Yes, there are issues with this cultural value as with any other. But is it so terrible to give respect that hasn’t yet been earned?
In 1 Peter 2:18, the apostle writes:
"Servants, be subject to your masters with all respect, not only to the good and gentle but also to the unjust."
Peter is writing to slaves who are suffering. And he says to them, even if your masters are unjust, submit to them with respect.
He goes on to say, “For to this you have been called, because Christ also suffered for you, leaving you an example, so that you might follow in his steps” (1 Peter 2:21). “Example” refers to a model in which children would trace to learn to write, the implication being that when we willingly suffer this way in Christ, we are closely emulating Him - tracing him - to the world.
Our parents have afforded us a cultural gift: a submissive respect should be given even when not earned. Believe it or not, while that’s not a very American notion, it is an undeniably biblical one.
“SO OUT OF TOUCH”
We look at the religious practices of the first-generation church and lament how out of touch they are: revival nights, bible reading chains, big tacky banners. We think they over-value spirituality, and they spend too much time in the church and not enough in the world.
And so there has been a reactionary swing among the second-generation church to be more “in touch” with the world. Trendy. Relevant. Cool.
Sadly, that means our churches, much like the American church-at-large, have merged so much with contemporary culture that we are often indistinguishable from the world but for a #blessed here and a #gospel there.

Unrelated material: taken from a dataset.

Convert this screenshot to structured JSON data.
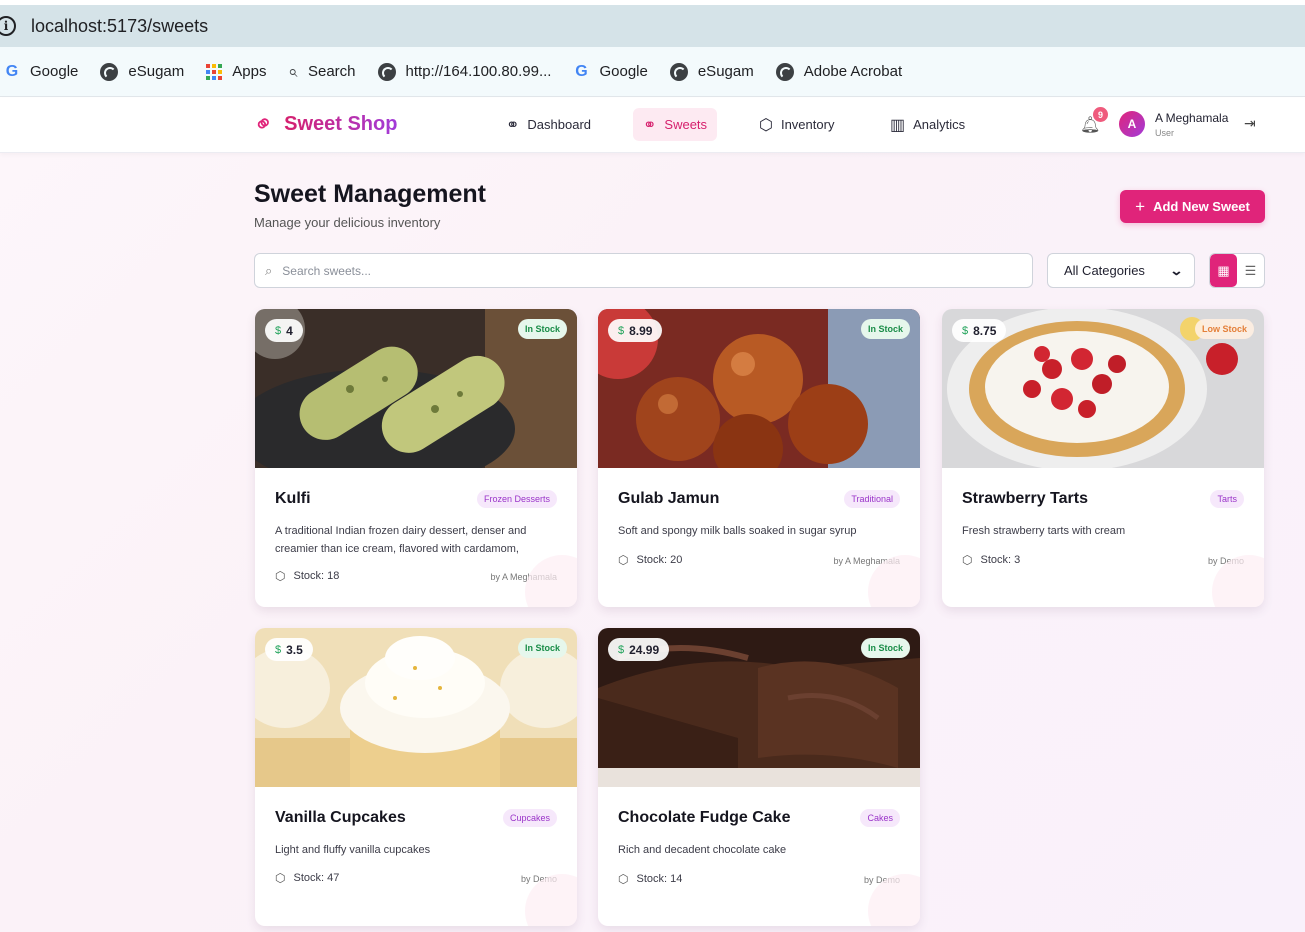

Christians are supposed to be aliens in the world. Set apart. Different. In fact, a little out of touch.
It’s okay to a have a “revival” once in a while rather than a conference. It’s okay to tell someone, “I’m not going to do that because of my faith” or “I can’t come because I have church.”

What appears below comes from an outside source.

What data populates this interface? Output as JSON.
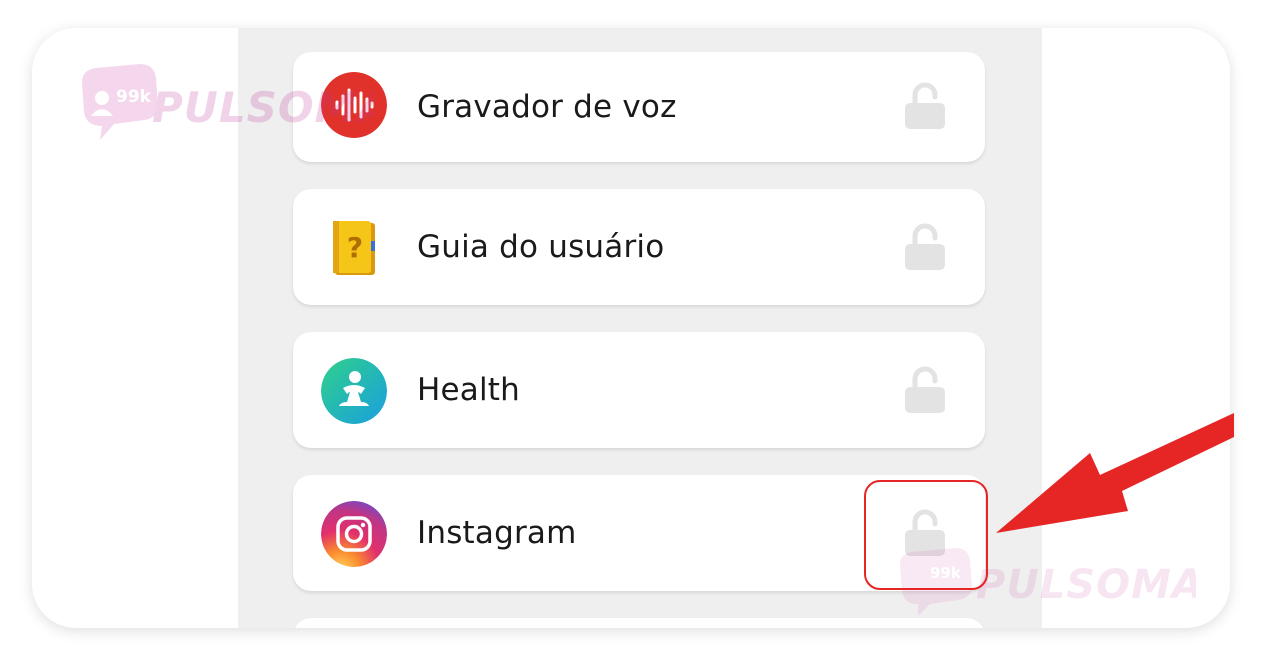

People will not always understand and sometimes they’ll be offended. But remember, if we are never offending the world, we cannot truly be of Christ (cf. John 15:18-19; James 4:4; 1 John 2:15; 1 John 3:13).
As Asian Americans, our multi-cultural background gives us a certain advantage - a natural gravitation toward the notion that this is not our home. That we are neither “American” nor “Asian” should certainly make the reality that we are citizens of heaven (cf. Phil 3:20-21) more palatable.
Perhaps, it’s time we embraced the foreigner part of our identity and strived to be a little more alien.
DON’T HATE, APPRECIATE
Culture is the sphere in which the gospel operates, so let’s not hate on our own culture and history.
Let’s not allow those pieces of identity that we have inherited from the previous generation to be quelled so that we might neither align culturally with the world nor be accentuated in a way that supersedes Christ himself.
Rather, let’s simply remember to appreciate our uniqueness – historical, cultural and otherwise – and allow our rebirth in Jesus shape the whole of us for the common good of the greater body for the glory of our one true God in every culture.
Joe Suh is the lead pastor at The Exchange Church.